As a parent or educator, it can be heart-wrenching to see a child suffering from a chronic illness. It makes you want to do everything in your power to help them alleviate their pain and discomfort. However, healing goes beyond just treating the illness itself. It involves promoting resilience and coping skills in the child to ensure they can navigate life’s challenges and setbacks.
Here are some ways parents and educators can help promote resilience and coping skills in children with chronic illnesses.
Encourage Open Communication
One of the best things you can do for a child with a chronic illness is to encourage open and honest communication. Let the child know that it’s okay to discuss their illness and any feelings they may have, including sadness, anger, and frustration. Encourage them to speak up and ask for help when needed, instead of bottling up their emotions inside.
Provide Emotional Support
Children with chronic illnesses require emotional support, just like any other child. They need to feel loved, accepted, and understood. Listen to them when they talk about their experiences with the illness, and offer words of reassurance. Sometimes, a simple hug can go a long way in making them feel better.
Teach Them Coping Strategies
Teaching children coping strategies is an essential part of promoting resilience. Encourage them to find healthy ways to deal with the emotional and physical challenges associated with their illness. Some strategies include deep breathing techniques, visualization, exercise, journaling, and meditation.
Promote Physical Activity
Physical activity has a powerful impact on the body’s ability to cope with stress and reduce anxiety. Encourage the child to engage in physical activities that they enjoy, such as swimming or yoga. Even light exercise can make a big difference in how they feel physically and emotionally.
Encourage Social Interaction
Children with chronic illnesses may feel isolated from their peers, leading to feelings of loneliness and depression. Encourage them to maintain social connections with their friends and family, and participate in activities they enjoy. This can help improve their sense of social support and overall mental well-being.
Foster a Positive Mindset
It’s important to foster a positive mindset in the child. Encourage them to focus on what they can do instead of what they can’t. Help them set achievable goals, and celebrate their successes along the way.

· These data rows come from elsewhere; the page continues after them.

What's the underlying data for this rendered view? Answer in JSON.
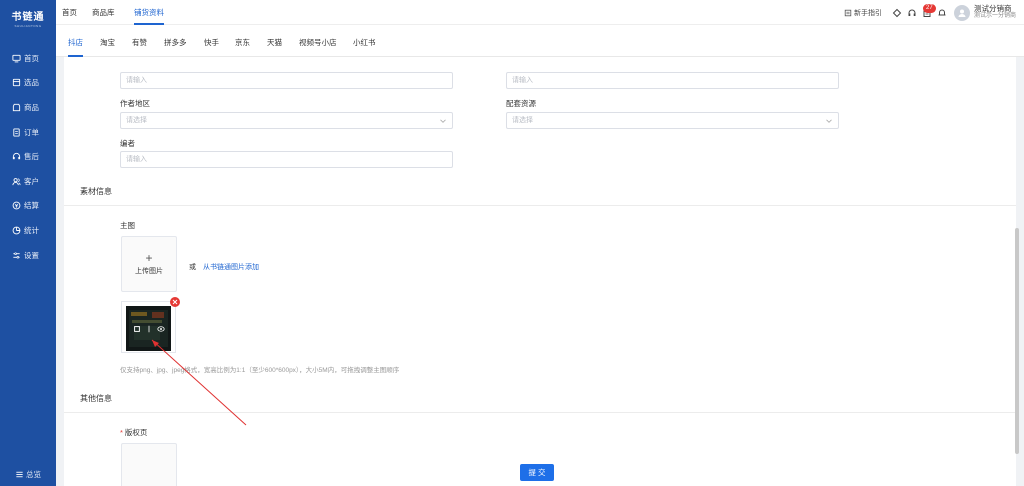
{
  "app": {
    "logo": "书链通",
    "logo_sub": "SHULIANTONG"
  },
  "sidebar": {
    "items": [
      {
        "label": "首页",
        "icon": "monitor-icon"
      },
      {
        "label": "选品",
        "icon": "box-icon"
      },
      {
        "label": "商品",
        "icon": "shop-icon"
      },
      {
        "label": "订单",
        "icon": "order-icon"
      },
      {
        "label": "售后",
        "icon": "headset-icon"
      },
      {
        "label": "客户",
        "icon": "users-icon"
      },
      {
        "label": "结算",
        "icon": "coin-icon"
      },
      {
        "label": "统计",
        "icon": "chart-icon"
      },
      {
        "label": "设置",
        "icon": "settings-icon"
      }
    ],
    "collapse_label": "总览"
  },
  "header": {
    "tabs": [
      "首页",
      "商品库",
      "铺货资料"
    ],
    "active_tab": "铺货资料",
    "guide": "新手指引",
    "notification_count": "27",
    "user_name": "测试分销商",
    "user_sub": "测试示一分销商"
  },
  "platform_tabs": [
    "抖店",
    "淘宝",
    "有赞",
    "拼多多",
    "快手",
    "京东",
    "天猫",
    "视频号小店",
    "小红书"
  ],
  "form": {
    "field1_placeholder": "请输入",
    "field2_placeholder": "请输入",
    "author_region_label": "作者地区",
    "author_region_placeholder": "请选择",
    "supporting_resources_label": "配套资源",
    "supporting_resources_placeholder": "请选择",
    "editor_label": "编者",
    "editor_placeholder": "请输入"
  },
  "material": {
    "section_title": "素材信息",
    "main_image_label": "主图",
    "upload_label": "上传图片",
    "or_text": "或",
    "from_library_link": "从书链通图片添加",
    "hint": "仅支持png、jpg、jpeg格式，宽高比例为1:1（至少600*600px），大小5M内，可拖拽调整主图顺序"
  },
  "other": {
    "section_title": "其他信息",
    "copyright_label": "版权页"
  },
  "actions": {
    "submit": "提 交"
  },
  "colors": {
    "sidebar": "#1e50a2",
    "accent": "#1e64d0",
    "danger": "#e53935"
  }
}
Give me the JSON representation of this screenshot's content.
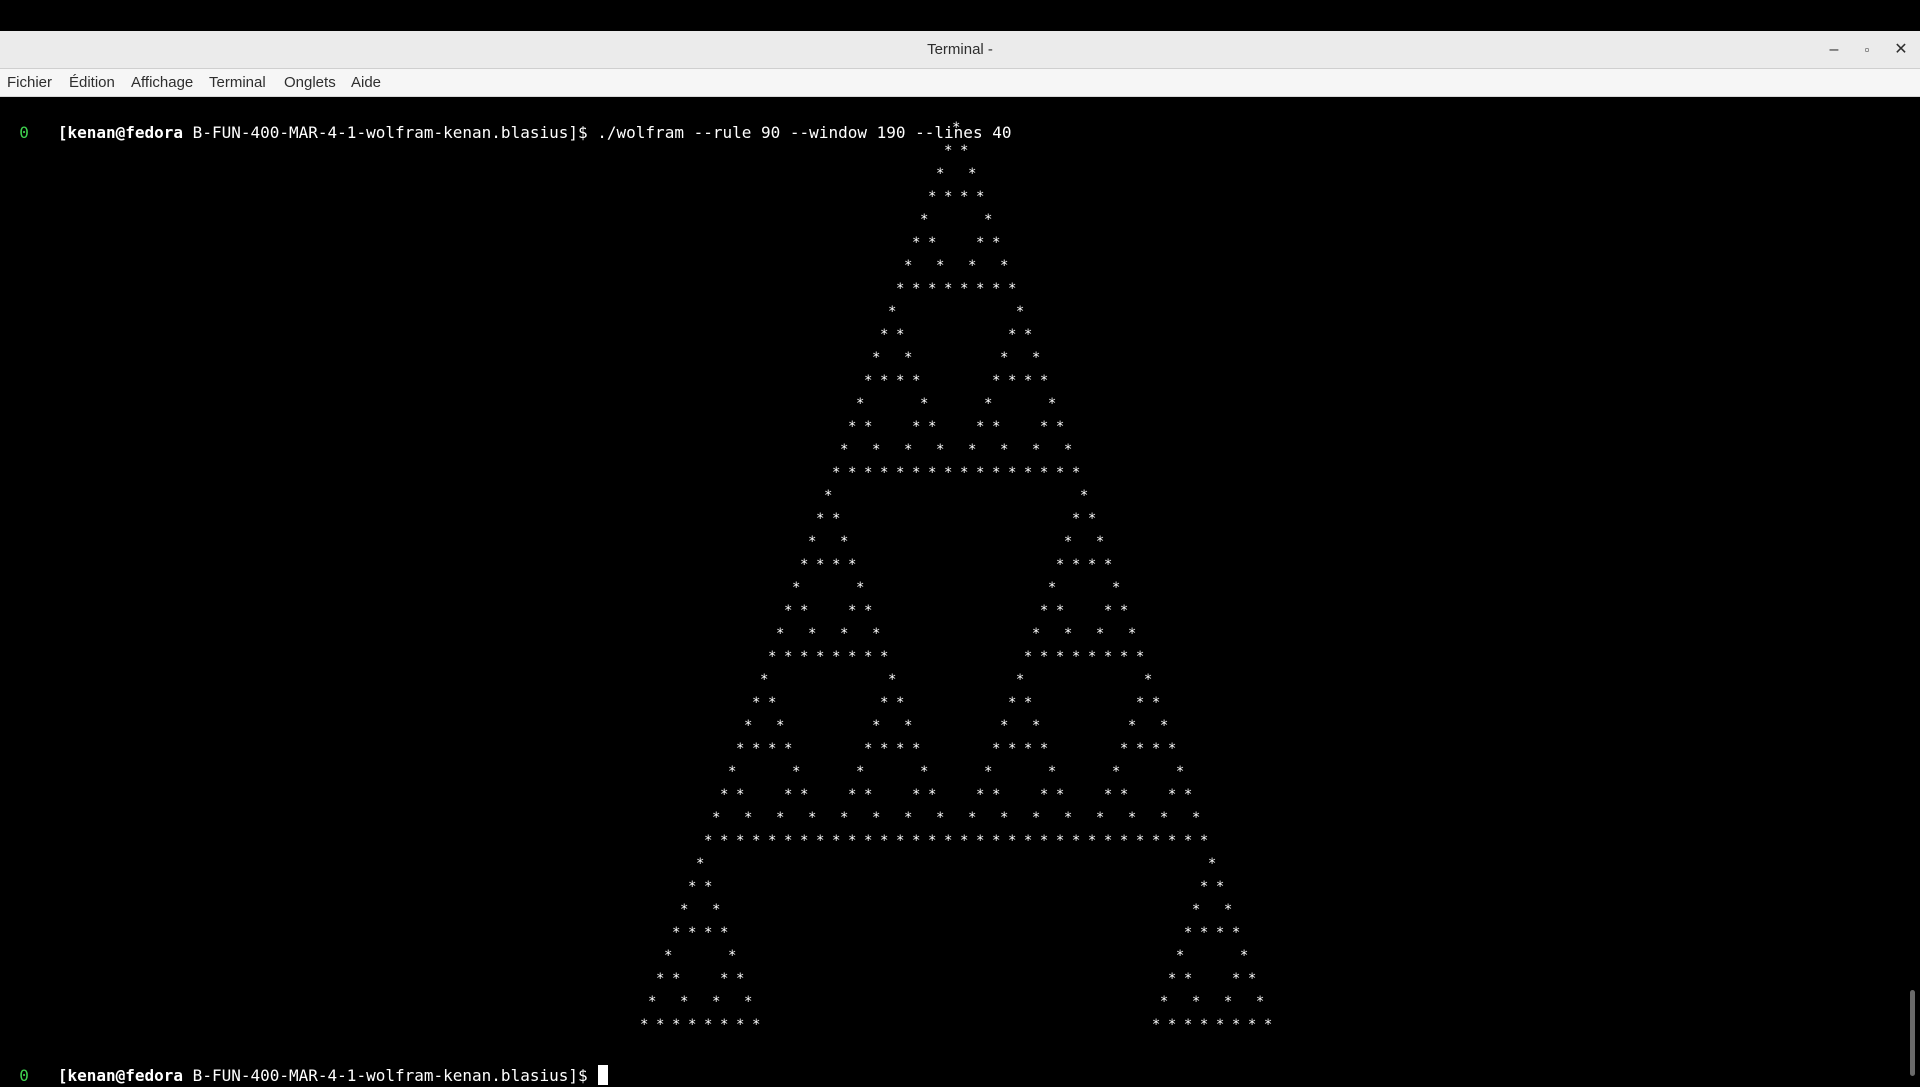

This can help boost their self-esteem and motivation, promoting resilience in the face of challenges.
promoting resilience and coping skills in children with chronic illnesses requires a holistic approach that involves emotional, physical, and social support. As a parent or educator, it’s essential to encourage open communication, provide emotional support, teach coping strategies, promote physical activity, encourage social interaction, and foster a positive mindset. With these strategies, you can help equip the child with the resilience and coping skills they need to thrive in life despite their health challenges.
You also could see another post where we talk about WHAT ARE THE MOST EFFECTIVE WAYS TO PROMOTE RESILIENCE AND COPING SKILLS IN CHILDREN? .
Some facts you might be interested in
- • According to a study conducted by the University of Minnesota, parents and educators can promote resilience and coping skills in children with chronic illness by providing emotional support, teaching problemsolving skills, and fostering positive relationships.
- • A study conducted by the University of Michigan found that parents can help their children cope with chronic illness by providing emotional support, teaching problemsolving skills, and helping them develop a sense of control over their illness.
- • A study conducted by the University of California San Francisco found that educators can help promote resilience in children with chronic illness by providing a supportive environment, teaching coping strategies, and helping them develop selfadvocacy skills.
- • A study conducted by the University of Washington found that parents and educators can help children with chronic illness develop resilience and coping skills by encouraging physical activity, promoting positive selftalk, and helping them build social support networks.